New analyses by Oregon State University marine geologist Chris Goldfinger and his colleagues have provided fresh insights into the Northwestâ€™s turbulent seismic history â€“ where magnitude 8.2 (or higher) earthquakes have occurred 41 times during the past 10,000 years. Those earthquakes were thought to generally occur every 500 years, but as scientists delve more deeply into the offshore sediments and other evidence, they have discovered a great deal more complexity to the Cascadia Subduction Zone.
â€œWhat weâ€™ve found is that Cascadia isnâ€™t one big subduction zone when it comes to major earthquakes,â€ Goldfinger said. â€œIt actually has several segments â€“ at least four â€“ and the earthquake activity is different depending on where a quake originates. The largest earthquakes occur in the north and usually rupture the entire fault. These are quakes of about magnitude-9 and they are just huge â€“ but they donâ€™t happen as frequently.
â€œAt the southern end of the fault, the earthquakes tend to be a bit smaller, but more frequent,â€ he added. â€œThese are still magnitude-8 or greater events, which is similar to what took place in Chile, so the potential for damage is quite real.â€
Based on historical averages, Goldfinger says the southern end of the fault â€“ from about Newport, Ore., to northern California â€“ has a 37 percent chance of producing a major earthquake in the next 50 years. The odds that a mega-quake will hit the northern segment, from Seaside, Ore., to Vancouver Island in British Columbia, are more like 10 to 15 percent.
â€œPerhaps more striking than the probability numbers is that we can now say that we have already gone longer without an earthquake than 75 percent of the known times between earthquakes in the last 10,000 years,â€ Goldfinger said. â€œAnd 50 years from now, that number will rise to 85 percent.â€
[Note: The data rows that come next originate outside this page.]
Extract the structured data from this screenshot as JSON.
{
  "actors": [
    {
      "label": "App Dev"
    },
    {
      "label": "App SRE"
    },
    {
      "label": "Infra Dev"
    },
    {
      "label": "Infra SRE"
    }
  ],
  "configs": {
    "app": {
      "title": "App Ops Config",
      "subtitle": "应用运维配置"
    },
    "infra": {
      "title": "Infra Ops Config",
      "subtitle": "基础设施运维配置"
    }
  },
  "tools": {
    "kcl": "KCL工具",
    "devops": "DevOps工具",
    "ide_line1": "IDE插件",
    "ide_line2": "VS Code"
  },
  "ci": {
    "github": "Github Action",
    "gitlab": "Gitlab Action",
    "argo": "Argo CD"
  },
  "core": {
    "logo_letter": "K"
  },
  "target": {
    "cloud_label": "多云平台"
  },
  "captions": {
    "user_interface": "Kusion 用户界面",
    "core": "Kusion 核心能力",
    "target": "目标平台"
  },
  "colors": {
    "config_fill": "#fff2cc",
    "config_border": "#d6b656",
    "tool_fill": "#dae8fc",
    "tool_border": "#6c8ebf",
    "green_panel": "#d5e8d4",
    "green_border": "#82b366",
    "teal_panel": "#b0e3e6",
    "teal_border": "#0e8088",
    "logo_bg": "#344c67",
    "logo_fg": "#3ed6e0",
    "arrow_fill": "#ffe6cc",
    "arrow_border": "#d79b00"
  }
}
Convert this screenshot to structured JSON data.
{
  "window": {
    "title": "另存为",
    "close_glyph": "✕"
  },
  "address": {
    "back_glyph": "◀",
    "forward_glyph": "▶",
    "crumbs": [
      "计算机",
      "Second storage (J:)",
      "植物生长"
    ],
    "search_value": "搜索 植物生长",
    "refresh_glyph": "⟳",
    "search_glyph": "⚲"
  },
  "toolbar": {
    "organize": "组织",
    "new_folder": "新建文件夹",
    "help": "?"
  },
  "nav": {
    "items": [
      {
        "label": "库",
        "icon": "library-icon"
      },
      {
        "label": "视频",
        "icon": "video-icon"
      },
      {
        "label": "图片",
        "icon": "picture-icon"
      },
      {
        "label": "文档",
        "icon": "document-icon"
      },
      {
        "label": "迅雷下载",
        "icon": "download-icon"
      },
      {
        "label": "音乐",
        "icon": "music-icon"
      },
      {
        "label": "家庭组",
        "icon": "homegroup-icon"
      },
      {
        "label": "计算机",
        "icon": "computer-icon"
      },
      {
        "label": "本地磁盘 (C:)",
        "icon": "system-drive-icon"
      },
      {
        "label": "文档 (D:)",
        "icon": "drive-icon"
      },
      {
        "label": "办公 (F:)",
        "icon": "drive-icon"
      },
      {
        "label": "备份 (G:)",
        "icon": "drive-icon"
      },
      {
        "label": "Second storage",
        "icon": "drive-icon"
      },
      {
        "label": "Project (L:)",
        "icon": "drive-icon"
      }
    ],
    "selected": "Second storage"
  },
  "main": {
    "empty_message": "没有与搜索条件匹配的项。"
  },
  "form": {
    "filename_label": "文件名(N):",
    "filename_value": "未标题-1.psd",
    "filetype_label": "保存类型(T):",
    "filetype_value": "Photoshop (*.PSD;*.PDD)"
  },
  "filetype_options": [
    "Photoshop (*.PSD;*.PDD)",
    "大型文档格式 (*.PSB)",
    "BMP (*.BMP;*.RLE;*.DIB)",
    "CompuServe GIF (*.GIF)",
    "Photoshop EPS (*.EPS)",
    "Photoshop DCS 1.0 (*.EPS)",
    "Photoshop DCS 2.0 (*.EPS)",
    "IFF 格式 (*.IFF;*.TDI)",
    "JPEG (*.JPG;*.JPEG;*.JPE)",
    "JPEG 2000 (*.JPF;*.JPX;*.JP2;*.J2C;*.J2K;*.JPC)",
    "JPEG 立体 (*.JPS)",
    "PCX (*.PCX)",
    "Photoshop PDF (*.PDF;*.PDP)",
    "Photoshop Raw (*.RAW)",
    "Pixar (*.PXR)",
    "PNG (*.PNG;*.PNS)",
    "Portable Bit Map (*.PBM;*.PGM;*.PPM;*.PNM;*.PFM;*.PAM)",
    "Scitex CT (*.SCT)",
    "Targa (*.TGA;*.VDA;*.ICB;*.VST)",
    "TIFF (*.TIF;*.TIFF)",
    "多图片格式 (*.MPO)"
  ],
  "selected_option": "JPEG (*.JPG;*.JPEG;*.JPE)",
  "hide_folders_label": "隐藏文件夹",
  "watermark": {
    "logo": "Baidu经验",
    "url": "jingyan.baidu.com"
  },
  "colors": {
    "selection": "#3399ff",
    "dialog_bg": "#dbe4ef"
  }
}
Found via the FuturePundit who asks “Anyone who lives in the northwest made any special preparations for an earthquake? Ready to survive for weeks without electric power or city water?”